Piecewise functions are functions that have a different expression for different intervals in their domain. These functions can be thought of as functions composed of different pieces of two or more functions.
In this article, we will see a more detailed definition of these functions and we will learn how to obtain their graphs.
What is a piecewise function?
Piecewise functions are functions that are defined by different formulas or functions for each interval. As the name implies, these functions are defined by chunks of functions for each part of the domain.
In the function above, we can see that f(x) is a piecewise function since it is defined differently for the three intervals x> 0, x = 0, and x <0. We can interpret piecewise functions by looking at the different given intervals. The function f (x) given above can be read as:
- When x> 0, f(x) is equal to 3x.
- When x = 0, f(x) is equal to 2,
- When x <0, f(x) equals -3x.
These changes can be clearly observed in the graph of the function:
How to solve piecewise defined functions?
Now that we have learned a bit about these functions, we need to learn how to solve piecewise functions.
To solve piecewise functions, we have to take into account the following:
- Check carefully where the x lies in the given interval.
- Evaluate the value using the corresponding function.
For example, let’s say we want to find f(5) in the following function:
Since 5 is greater than 0, the function with which we will use to evaluate f (5) is f(x) = 3x. Therefore, we have f(5) = 3 (5) = 15.
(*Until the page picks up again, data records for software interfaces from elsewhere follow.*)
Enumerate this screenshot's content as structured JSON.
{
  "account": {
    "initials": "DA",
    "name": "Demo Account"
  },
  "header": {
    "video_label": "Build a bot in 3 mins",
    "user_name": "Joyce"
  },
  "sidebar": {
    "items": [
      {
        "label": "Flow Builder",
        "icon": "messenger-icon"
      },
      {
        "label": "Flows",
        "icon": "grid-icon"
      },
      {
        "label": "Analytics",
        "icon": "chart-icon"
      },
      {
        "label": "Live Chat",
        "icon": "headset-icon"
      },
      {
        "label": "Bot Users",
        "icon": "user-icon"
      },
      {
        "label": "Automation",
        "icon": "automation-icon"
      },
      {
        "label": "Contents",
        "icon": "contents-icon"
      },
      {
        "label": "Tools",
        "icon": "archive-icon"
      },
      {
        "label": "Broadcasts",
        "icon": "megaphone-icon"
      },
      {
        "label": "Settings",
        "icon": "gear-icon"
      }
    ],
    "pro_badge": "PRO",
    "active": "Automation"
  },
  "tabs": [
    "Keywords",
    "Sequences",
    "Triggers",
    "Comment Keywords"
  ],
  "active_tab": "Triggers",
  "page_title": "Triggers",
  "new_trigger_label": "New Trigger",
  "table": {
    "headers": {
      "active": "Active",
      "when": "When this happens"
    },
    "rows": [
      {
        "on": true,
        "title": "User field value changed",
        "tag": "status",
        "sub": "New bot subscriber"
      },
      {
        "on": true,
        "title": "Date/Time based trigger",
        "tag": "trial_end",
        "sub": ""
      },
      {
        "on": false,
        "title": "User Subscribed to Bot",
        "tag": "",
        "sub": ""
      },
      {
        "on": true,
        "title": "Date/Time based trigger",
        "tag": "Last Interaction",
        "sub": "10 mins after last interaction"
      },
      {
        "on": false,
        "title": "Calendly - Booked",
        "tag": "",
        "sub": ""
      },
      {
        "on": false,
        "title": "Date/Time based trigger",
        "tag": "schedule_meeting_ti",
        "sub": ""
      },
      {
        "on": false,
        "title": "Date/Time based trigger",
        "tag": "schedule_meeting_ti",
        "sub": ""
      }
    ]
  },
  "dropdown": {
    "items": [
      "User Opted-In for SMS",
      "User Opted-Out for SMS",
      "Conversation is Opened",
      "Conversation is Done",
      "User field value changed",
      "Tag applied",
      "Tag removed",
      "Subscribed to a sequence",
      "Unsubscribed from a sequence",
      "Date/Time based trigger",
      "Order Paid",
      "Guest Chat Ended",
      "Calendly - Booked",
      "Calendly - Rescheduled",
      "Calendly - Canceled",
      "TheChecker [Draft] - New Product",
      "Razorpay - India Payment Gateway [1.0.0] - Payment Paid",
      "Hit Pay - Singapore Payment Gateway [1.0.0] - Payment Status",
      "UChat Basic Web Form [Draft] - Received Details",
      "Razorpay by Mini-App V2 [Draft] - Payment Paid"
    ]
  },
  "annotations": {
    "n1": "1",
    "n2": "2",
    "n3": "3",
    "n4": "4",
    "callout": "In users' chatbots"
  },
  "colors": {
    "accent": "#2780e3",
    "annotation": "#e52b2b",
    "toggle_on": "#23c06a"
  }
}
This also means that we have f(0) = 2 and also f(-1) = -3 (-1) = 3.
How to graph piecewise functions?
To graph piecewise functions, we have to consider that each interval will have a different graph since the function is different in each interval.
We can take into account the following recommendations when graphing piecewise functions:
- We can think about how each function will look individually.
- For inclusive intervals (such as x≥0), we include the end points using filled points.
- For exclusive intervals (such as x> 0), we exclude the end points with empty points.
Some of the more common functions we can expect are the following:
- Constant functions like f(x) = 4.
- Linear functions like f(x) = 3x+1.
- Quadratic functions like f(x) = 2x²+x-3.
You can explore more types of functions and their graphs in our article on types of functions. This will help you get an idea of what we can expect each individual graph to look like.
Now, let’s graph the following function as an example:
When we have x>0, and x<0, the function returns a linear expression. We can graph these linear parts simply by using two points that satisfy these expressions and drawing a line through the points taking into account that f(x) = 2x+1 only corresponds to values of x greater than 0 and that f(x) = –x-3, only corresponds to values of x less than 0. Since both are exclusive inequalities, we have an empty point at their endpoints:
Now, we only have to complete the condition when x = 0. Since the value is constant at f(x) = 1, we can graph the point (0, 1):
This is the final graph of this piecewise function. In the graph, we can see that the function has a domain of (-∞, ∞) and a range of (-3, ∞).
Interested in learning more about functions? Take a look at these pages: